**Requirement:**
Would you retype the listing below word for word, without any of its pictures?

### Data extracts ###

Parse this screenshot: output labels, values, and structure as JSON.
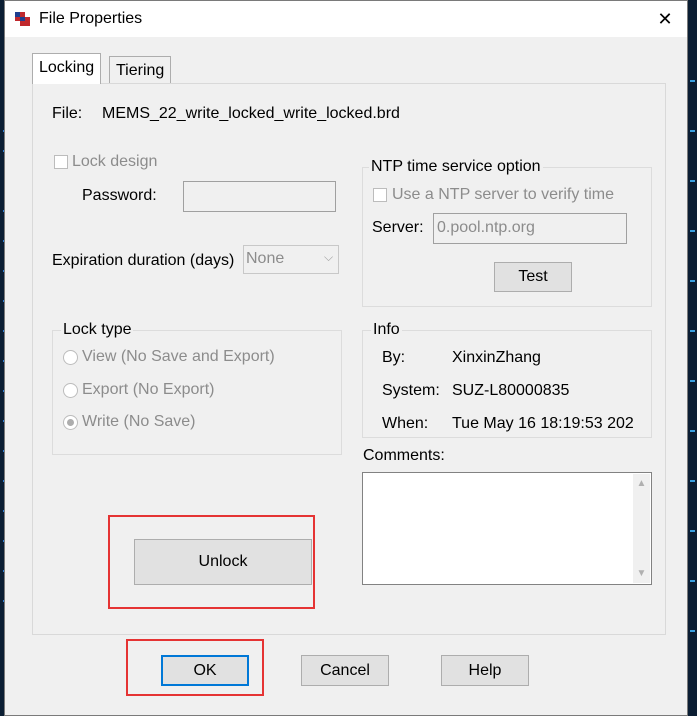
{
  "window": {
    "title": "File Properties",
    "close_glyph": "✕",
    "app_icon": "allegro-app-icon"
  },
  "tabs": [
    {
      "label": "Locking",
      "active": true
    },
    {
      "label": "Tiering",
      "active": false
    }
  ],
  "file": {
    "label": "File:",
    "name": "MEMS_22_write_locked_write_locked.brd"
  },
  "lock_design": {
    "label": "Lock design",
    "checked": false,
    "password_label": "Password:",
    "password_value": ""
  },
  "expiration": {
    "label": "Expiration duration (days)",
    "value": "None"
  },
  "lock_type": {
    "title": "Lock type",
    "options": [
      {
        "label": "View (No Save and Export)",
        "selected": false
      },
      {
        "label": "Export (No Export)",
        "selected": false
      },
      {
        "label": "Write (No Save)",
        "selected": true
      }
    ]
  },
  "ntp": {
    "title": "NTP time service option",
    "use_ntp_label": "Use a NTP server to verify time",
    "use_ntp_checked": false,
    "server_label": "Server:",
    "server_value": "0.pool.ntp.org",
    "test_button": "Test"
  },
  "info": {
    "title": "Info",
    "by_label": "By:",
    "by_value": "XinxinZhang",
    "system_label": "System:",
    "system_value": "SUZ-L80000835",
    "when_label": "When:",
    "when_value": "Tue May 16 18:19:53 202"
  },
  "comments": {
    "label": "Comments:",
    "value": ""
  },
  "buttons": {
    "unlock": "Unlock",
    "ok": "OK",
    "cancel": "Cancel",
    "help": "Help"
  },
  "colors": {
    "highlight": "#e53333",
    "focus": "#0078d7"
  }
}
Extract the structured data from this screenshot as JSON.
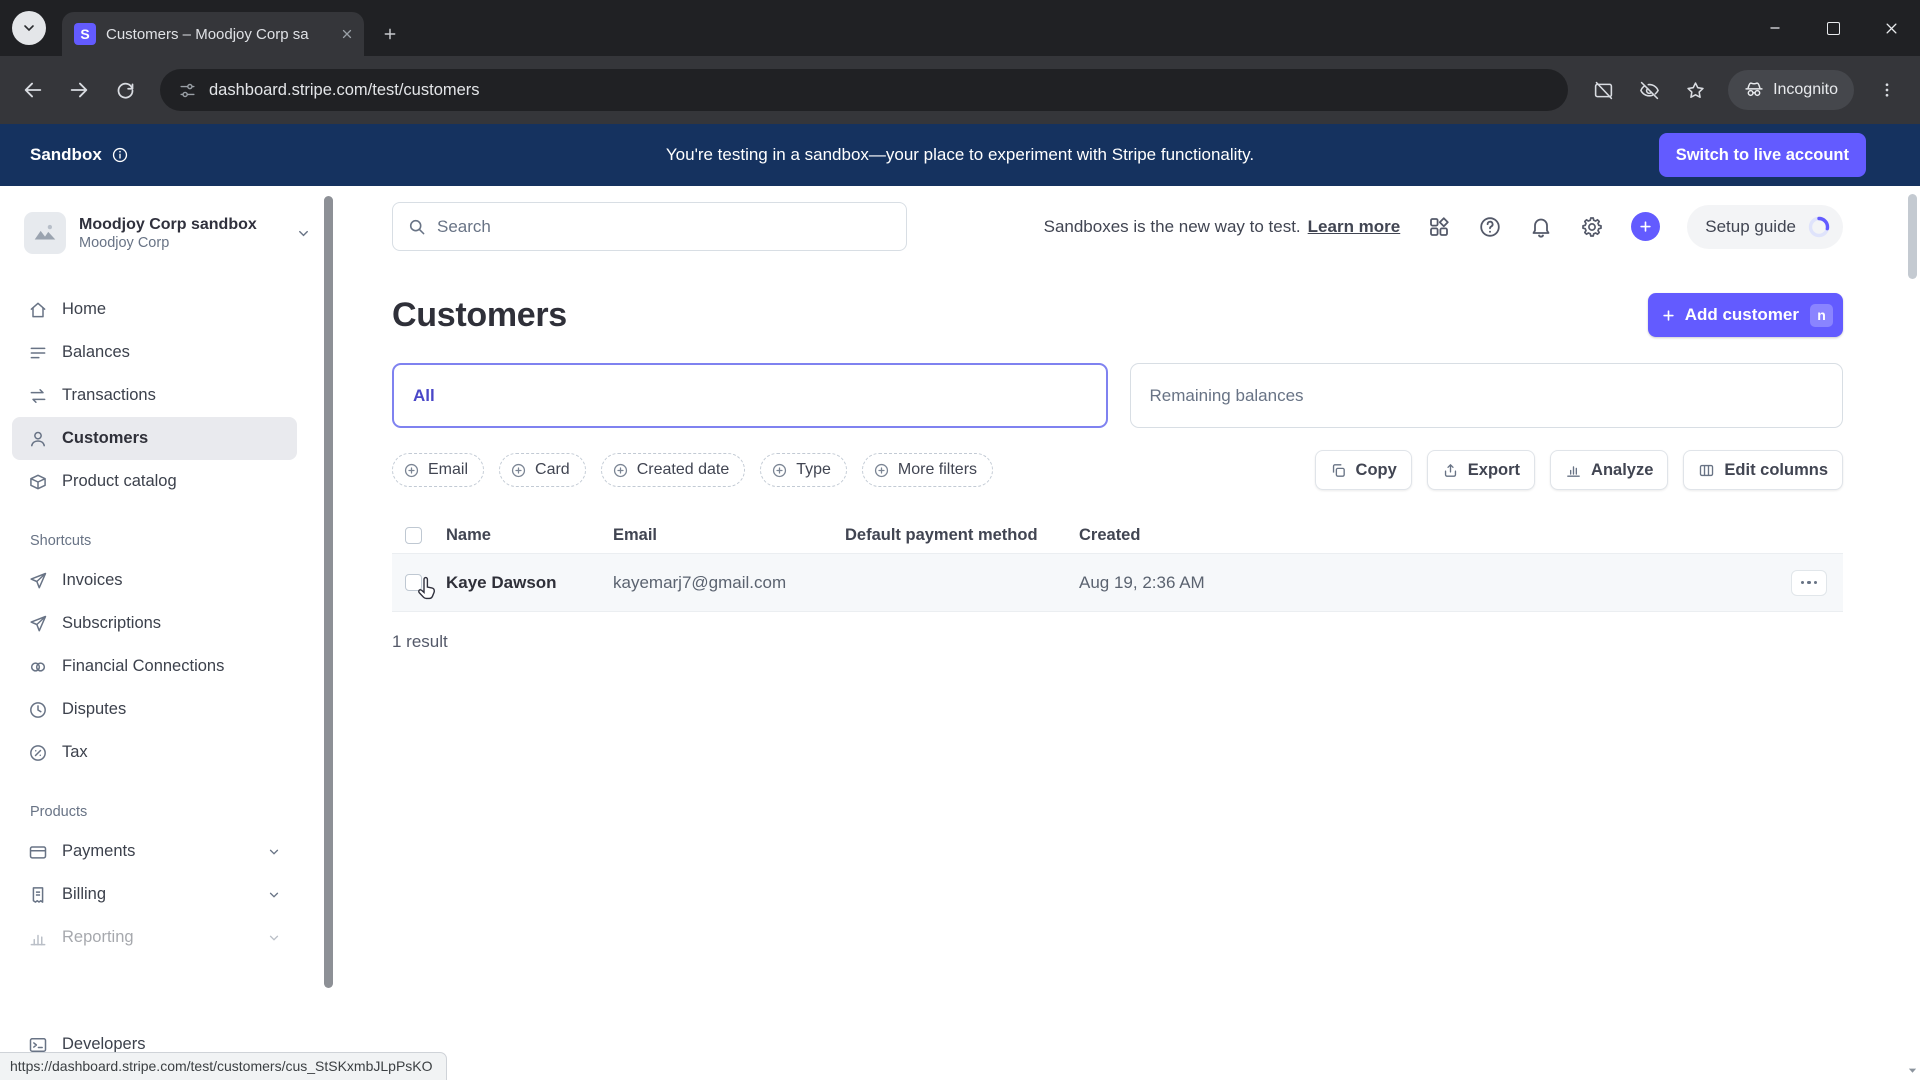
{
  "browser": {
    "tab_title": "Customers – Moodjoy Corp sa",
    "url": "dashboard.stripe.com/test/customers",
    "incognito_label": "Incognito"
  },
  "banner": {
    "label": "Sandbox",
    "message": "You're testing in a sandbox—your place to experiment with Stripe functionality.",
    "cta": "Switch to live account"
  },
  "sidebar": {
    "account_name": "Moodjoy Corp sandbox",
    "account_org": "Moodjoy Corp",
    "items": [
      {
        "label": "Home"
      },
      {
        "label": "Balances"
      },
      {
        "label": "Transactions"
      },
      {
        "label": "Customers"
      },
      {
        "label": "Product catalog"
      }
    ],
    "shortcuts_heading": "Shortcuts",
    "shortcuts": [
      {
        "label": "Invoices"
      },
      {
        "label": "Subscriptions"
      },
      {
        "label": "Financial Connections"
      },
      {
        "label": "Disputes"
      },
      {
        "label": "Tax"
      }
    ],
    "products_heading": "Products",
    "products": [
      {
        "label": "Payments"
      },
      {
        "label": "Billing"
      },
      {
        "label": "Reporting"
      }
    ],
    "developers_label": "Developers"
  },
  "topbar": {
    "search_placeholder": "Search",
    "notice_text": "Sandboxes is the new way to test.",
    "notice_link": "Learn more",
    "setup_guide_label": "Setup guide"
  },
  "page": {
    "title": "Customers",
    "add_customer_label": "Add customer",
    "add_customer_shortcut": "n",
    "tab_all": "All",
    "tab_remaining": "Remaining balances",
    "filter_pills": [
      {
        "label": "Email"
      },
      {
        "label": "Card"
      },
      {
        "label": "Created date"
      },
      {
        "label": "Type"
      },
      {
        "label": "More filters"
      }
    ],
    "actions": {
      "copy": "Copy",
      "export": "Export",
      "analyze": "Analyze",
      "edit_columns": "Edit columns"
    },
    "table": {
      "columns": [
        "Name",
        "Email",
        "Default payment method",
        "Created"
      ],
      "rows": [
        {
          "name": "Kaye Dawson",
          "email": "kayemarj7@gmail.com",
          "payment_method": "",
          "created": "Aug 19, 2:36 AM"
        }
      ]
    },
    "result_count": "1 result"
  },
  "status_link": "https://dashboard.stripe.com/test/customers/cus_StSKxmbJLpPsKO",
  "colors": {
    "accent": "#635bff",
    "banner_bg": "#15325f"
  }
}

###

**Written solution:**
Parse this screenshot: output labels, values, and structure as JSON.
{
  "window": {
    "title": "File Properties",
    "close_glyph": "✕",
    "app_icon": "allegro-app-icon"
  },
  "tabs": [
    {
      "label": "Locking",
      "active": true
    },
    {
      "label": "Tiering",
      "active": false
    }
  ],
  "file": {
    "label": "File:",
    "name": "MEMS_22_write_locked_write_locked.brd"
  },
  "lock_design": {
    "label": "Lock design",
    "checked": false,
    "password_label": "Password:",
    "password_value": ""
  },
  "expiration": {
    "label": "Expiration duration (days)",
    "value": "None"
  },
  "lock_type": {
    "title": "Lock type",
    "options": [
      {
        "label": "View (No Save and Export)",
        "selected": false
      },
      {
        "label": "Export (No Export)",
        "selected": false
      },
      {
        "label": "Write (No Save)",
        "selected": true
      }
    ]
  },
  "ntp": {
    "title": "NTP time service option",
    "use_ntp_label": "Use a NTP server to verify time",
    "use_ntp_checked": false,
    "server_label": "Server:",
    "server_value": "0.pool.ntp.org",
    "test_button": "Test"
  },
  "info": {
    "title": "Info",
    "by_label": "By:",
    "by_value": "XinxinZhang",
    "system_label": "System:",
    "system_value": "SUZ-L80000835",
    "when_label": "When:",
    "when_value": "Tue May 16 18:19:53 202"
  },
  "comments": {
    "label": "Comments:",
    "value": ""
  },
  "buttons": {
    "unlock": "Unlock",
    "ok": "OK",
    "cancel": "Cancel",
    "help": "Help"
  },
  "colors": {
    "highlight": "#e53333",
    "focus": "#0078d7"
  }
}
Extract the structured data from this screenshot as JSON.
{
  "browser": {
    "tab_title": "Customers – Moodjoy Corp sa",
    "url": "dashboard.stripe.com/test/customers",
    "incognito_label": "Incognito"
  },
  "banner": {
    "label": "Sandbox",
    "message": "You're testing in a sandbox—your place to experiment with Stripe functionality.",
    "cta": "Switch to live account"
  },
  "sidebar": {
    "account_name": "Moodjoy Corp sandbox",
    "account_org": "Moodjoy Corp",
    "items": [
      {
        "label": "Home"
      },
      {
        "label": "Balances"
      },
      {
        "label": "Transactions"
      },
      {
        "label": "Customers"
      },
      {
        "label": "Product catalog"
      }
    ],
    "shortcuts_heading": "Shortcuts",
    "shortcuts": [
      {
        "label": "Invoices"
      },
      {
        "label": "Subscriptions"
      },
      {
        "label": "Financial Connections"
      },
      {
        "label": "Disputes"
      },
      {
        "label": "Tax"
      }
    ],
    "products_heading": "Products",
    "products": [
      {
        "label": "Payments"
      },
      {
        "label": "Billing"
      },
      {
        "label": "Reporting"
      }
    ],
    "developers_label": "Developers"
  },
  "topbar": {
    "search_placeholder": "Search",
    "notice_text": "Sandboxes is the new way to test.",
    "notice_link": "Learn more",
    "setup_guide_label": "Setup guide"
  },
  "page": {
    "title": "Customers",
    "add_customer_label": "Add customer",
    "add_customer_shortcut": "n",
    "tab_all": "All",
    "tab_remaining": "Remaining balances",
    "filter_pills": [
      {
        "label": "Email"
      },
      {
        "label": "Card"
      },
      {
        "label": "Created date"
      },
      {
        "label": "Type"
      },
      {
        "label": "More filters"
      }
    ],
    "actions": {
      "copy": "Copy",
      "export": "Export",
      "analyze": "Analyze",
      "edit_columns": "Edit columns"
    },
    "table": {
      "columns": [
        "Name",
        "Email",
        "Default payment method",
        "Created"
      ],
      "rows": [
        {
          "name": "Kaye Dawson",
          "email": "kayemarj7@gmail.com",
          "payment_method": "",
          "created": "Aug 19, 2:36 AM"
        }
      ]
    },
    "result_count": "1 result"
  },
  "status_link": "https://dashboard.stripe.com/test/customers/cus_StSKxmbJLpPsKO",
  "colors": {
    "accent": "#635bff",
    "banner_bg": "#15325f"
  }
}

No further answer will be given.